— ASSIGNED TASK —
Repeat the listing exactly, minus the pictures.

— THE INPUT —
Content starts
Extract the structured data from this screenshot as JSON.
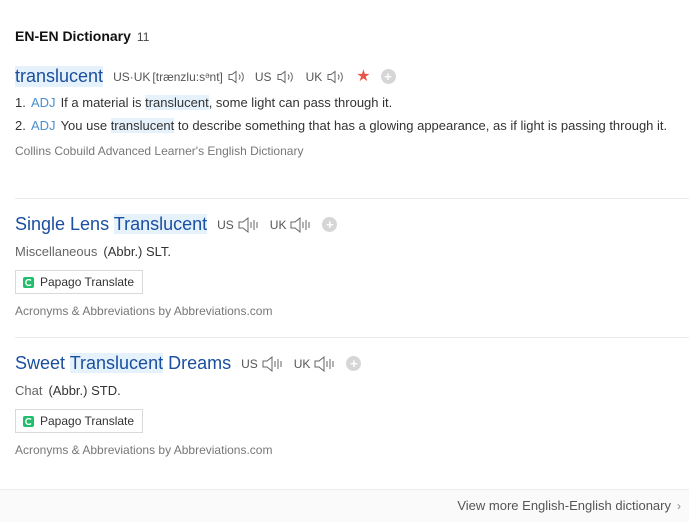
{
  "header": {
    "title": "EN-EN Dictionary",
    "count": "11"
  },
  "entries": [
    {
      "word": "translucent",
      "pron": {
        "us_uk_label": "US·UK",
        "ipa": "[trænzlu:sᵊnt]",
        "us_label": "US",
        "uk_label": "UK"
      },
      "favorite_icon": "star-icon",
      "senses": [
        {
          "num": "1.",
          "pos": "ADJ",
          "pre": "If a material is ",
          "hl": "translucent",
          "post": ", some light can pass through it."
        },
        {
          "num": "2.",
          "pos": "ADJ",
          "pre": "You use ",
          "hl": "translucent",
          "post": " to describe something that has a glowing appearance, as if light is passing through it."
        }
      ],
      "source": "Collins Cobuild Advanced Learner's English Dictionary"
    },
    {
      "word_pre": "Single Lens ",
      "word_hl": "Translucent",
      "word_post": "",
      "us_label": "US",
      "uk_label": "UK",
      "category": "Miscellaneous",
      "definition": "(Abbr.) SLT.",
      "papago_label": "Papago Translate",
      "source": "Acronyms & Abbreviations by Abbreviations.com"
    },
    {
      "word_pre": "Sweet ",
      "word_hl": "Translucent",
      "word_post": " Dreams",
      "us_label": "US",
      "uk_label": "UK",
      "category": "Chat",
      "definition": "(Abbr.) STD.",
      "papago_label": "Papago Translate",
      "source": "Acronyms & Abbreviations by Abbreviations.com"
    }
  ],
  "footer": {
    "more_label": "View more English-English dictionary"
  },
  "colors": {
    "link": "#1a4fa0",
    "highlight": "#e6f2fb",
    "star": "#e8564b",
    "papago": "#1fbf6b"
  }
}
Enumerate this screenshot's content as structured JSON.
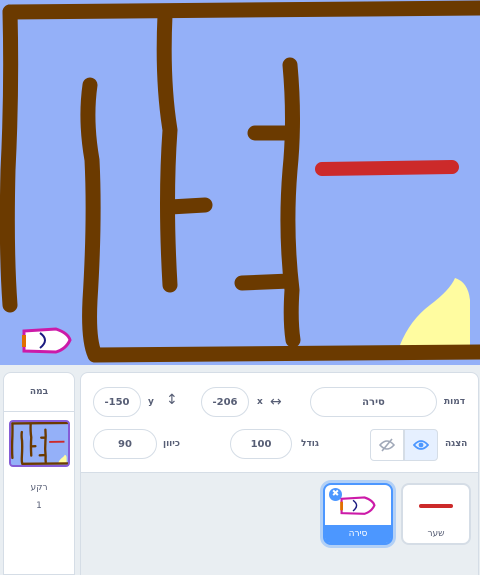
{
  "sprite_info": {
    "sprite_label": "דמות",
    "sprite_name": "סירה",
    "x_label": "x",
    "x_value": "-206",
    "y_label": "y",
    "y_value": "-150",
    "show_label": "הצגה",
    "size_label": "גודל",
    "size_value": "100",
    "direction_label": "כיוון",
    "direction_value": "90"
  },
  "sprites": [
    {
      "name": "שער",
      "selected": false
    },
    {
      "name": "סירה",
      "selected": true
    }
  ],
  "stage_panel": {
    "title": "במה",
    "backdrops_label": "רקע",
    "backdrops_count": "1"
  },
  "colors": {
    "stage_water": "#94b0f8",
    "wall": "#6b3a00",
    "gate": "#cc2a2a",
    "sand": "#fffca0",
    "accent": "#4c97ff"
  },
  "icons": [
    "x-arrows-icon",
    "y-arrows-icon",
    "show-eye-icon",
    "hide-eye-icon",
    "delete-sprite-icon"
  ]
}
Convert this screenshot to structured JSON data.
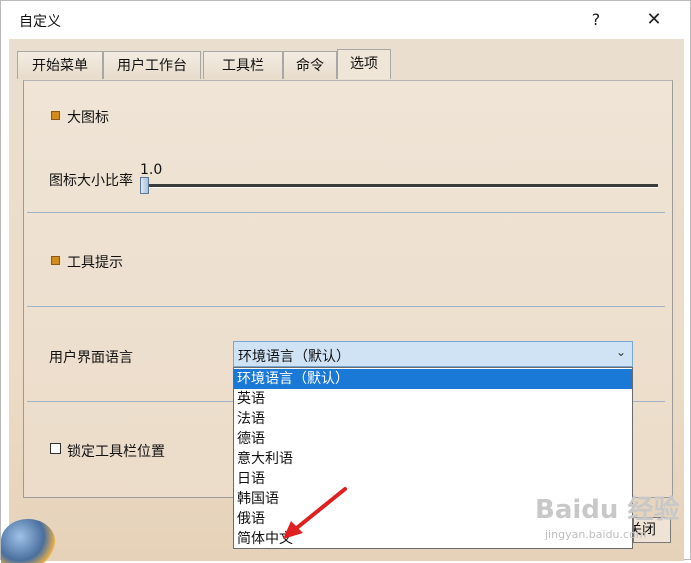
{
  "window": {
    "title": "自定义",
    "help_glyph": "?",
    "close_glyph": "✕"
  },
  "tabs": [
    {
      "label": "开始菜单"
    },
    {
      "label": "用户工作台"
    },
    {
      "label": "工具栏"
    },
    {
      "label": "命令"
    },
    {
      "label": "选项",
      "active": true
    }
  ],
  "options": {
    "large_icons": {
      "label": "大图标",
      "checked": true
    },
    "icon_ratio": {
      "label": "图标大小比率",
      "value": "1.0"
    },
    "tooltips": {
      "label": "工具提示",
      "checked": true
    },
    "ui_language": {
      "label": "用户界面语言",
      "selected": "环境语言（默认）",
      "items": [
        "环境语言（默认）",
        "英语",
        "法语",
        "德语",
        "意大利语",
        "日语",
        "韩国语",
        "俄语",
        "简体中文"
      ]
    },
    "lock_toolbar": {
      "label": "锁定工具栏位置",
      "checked": false
    }
  },
  "footer": {
    "close_label": "关闭"
  },
  "watermark": {
    "text": "Baidu 经验",
    "sub": "jingyan.baidu.com"
  },
  "colors": {
    "accent": "#1a78d7",
    "checked_icon": "#d48b1e",
    "panel_bg": "#ecdcc9",
    "arrow": "#e02020"
  }
}
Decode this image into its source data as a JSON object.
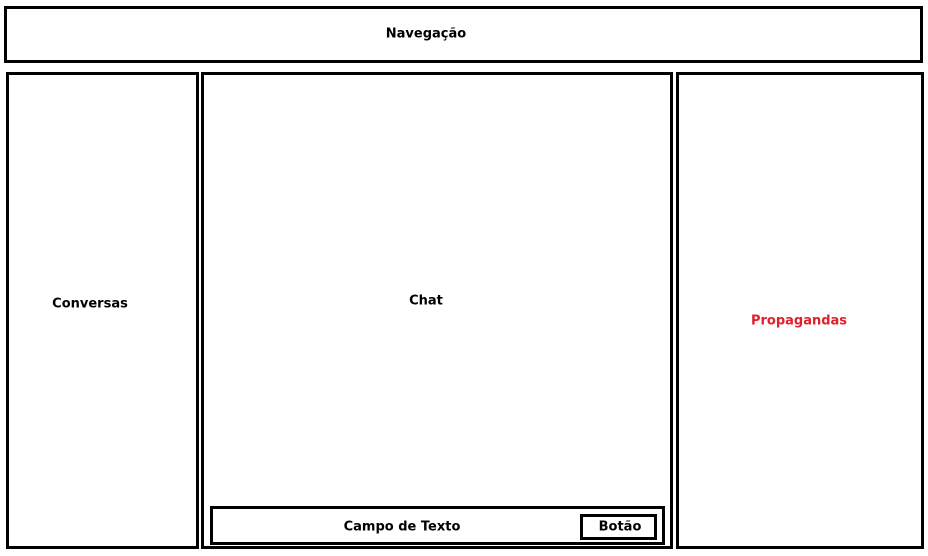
{
  "navigation": {
    "label": "Navegação"
  },
  "sidebar_left": {
    "label": "Conversas"
  },
  "chat": {
    "label": "Chat"
  },
  "sidebar_right": {
    "label": "Propagandas",
    "label_color": "#e0202a"
  },
  "composer": {
    "text_field_label": "Campo de Texto",
    "button_label": "Botão"
  }
}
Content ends
— ANSWER FOR THE TASK —
Extract the structured data from this screenshot as JSON.
{
  "header": {
    "title": "EN-EN Dictionary",
    "count": "11"
  },
  "entries": [
    {
      "word": "translucent",
      "pron": {
        "us_uk_label": "US·UK",
        "ipa": "[trænzlu:sᵊnt]",
        "us_label": "US",
        "uk_label": "UK"
      },
      "favorite_icon": "star-icon",
      "senses": [
        {
          "num": "1.",
          "pos": "ADJ",
          "pre": "If a material is ",
          "hl": "translucent",
          "post": ", some light can pass through it."
        },
        {
          "num": "2.",
          "pos": "ADJ",
          "pre": "You use ",
          "hl": "translucent",
          "post": " to describe something that has a glowing appearance, as if light is passing through it."
        }
      ],
      "source": "Collins Cobuild Advanced Learner's English Dictionary"
    },
    {
      "word_pre": "Single Lens ",
      "word_hl": "Translucent",
      "word_post": "",
      "us_label": "US",
      "uk_label": "UK",
      "category": "Miscellaneous",
      "definition": "(Abbr.) SLT.",
      "papago_label": "Papago Translate",
      "source": "Acronyms & Abbreviations by Abbreviations.com"
    },
    {
      "word_pre": "Sweet ",
      "word_hl": "Translucent",
      "word_post": " Dreams",
      "us_label": "US",
      "uk_label": "UK",
      "category": "Chat",
      "definition": "(Abbr.) STD.",
      "papago_label": "Papago Translate",
      "source": "Acronyms & Abbreviations by Abbreviations.com"
    }
  ],
  "footer": {
    "more_label": "View more English-English dictionary"
  },
  "colors": {
    "link": "#1a4fa0",
    "highlight": "#e6f2fb",
    "star": "#e8564b",
    "papago": "#1fbf6b"
  }
}
Enumerate this screenshot's content as structured JSON.
{
  "sprite_info": {
    "sprite_label": "דמות",
    "sprite_name": "סירה",
    "x_label": "x",
    "x_value": "-206",
    "y_label": "y",
    "y_value": "-150",
    "show_label": "הצגה",
    "size_label": "גודל",
    "size_value": "100",
    "direction_label": "כיוון",
    "direction_value": "90"
  },
  "sprites": [
    {
      "name": "שער",
      "selected": false
    },
    {
      "name": "סירה",
      "selected": true
    }
  ],
  "stage_panel": {
    "title": "במה",
    "backdrops_label": "רקע",
    "backdrops_count": "1"
  },
  "colors": {
    "stage_water": "#94b0f8",
    "wall": "#6b3a00",
    "gate": "#cc2a2a",
    "sand": "#fffca0",
    "accent": "#4c97ff"
  },
  "icons": [
    "x-arrows-icon",
    "y-arrows-icon",
    "show-eye-icon",
    "hide-eye-icon",
    "delete-sprite-icon"
  ]
}
Convert this screenshot to structured JSON data.
{
  "window": {
    "title": "自定义",
    "help_glyph": "?",
    "close_glyph": "✕"
  },
  "tabs": [
    {
      "label": "开始菜单"
    },
    {
      "label": "用户工作台"
    },
    {
      "label": "工具栏"
    },
    {
      "label": "命令"
    },
    {
      "label": "选项",
      "active": true
    }
  ],
  "options": {
    "large_icons": {
      "label": "大图标",
      "checked": true
    },
    "icon_ratio": {
      "label": "图标大小比率",
      "value": "1.0"
    },
    "tooltips": {
      "label": "工具提示",
      "checked": true
    },
    "ui_language": {
      "label": "用户界面语言",
      "selected": "环境语言（默认）",
      "items": [
        "环境语言（默认）",
        "英语",
        "法语",
        "德语",
        "意大利语",
        "日语",
        "韩国语",
        "俄语",
        "简体中文"
      ]
    },
    "lock_toolbar": {
      "label": "锁定工具栏位置",
      "checked": false
    }
  },
  "footer": {
    "close_label": "关闭"
  },
  "watermark": {
    "text": "Baidu 经验",
    "sub": "jingyan.baidu.com"
  },
  "colors": {
    "accent": "#1a78d7",
    "checked_icon": "#d48b1e",
    "panel_bg": "#ecdcc9",
    "arrow": "#e02020"
  }
}
Decode this image into its source data as a JSON object.
{
  "navigation": {
    "label": "Navegação"
  },
  "sidebar_left": {
    "label": "Conversas"
  },
  "chat": {
    "label": "Chat"
  },
  "sidebar_right": {
    "label": "Propagandas",
    "label_color": "#e0202a"
  },
  "composer": {
    "text_field_label": "Campo de Texto",
    "button_label": "Botão"
  }
}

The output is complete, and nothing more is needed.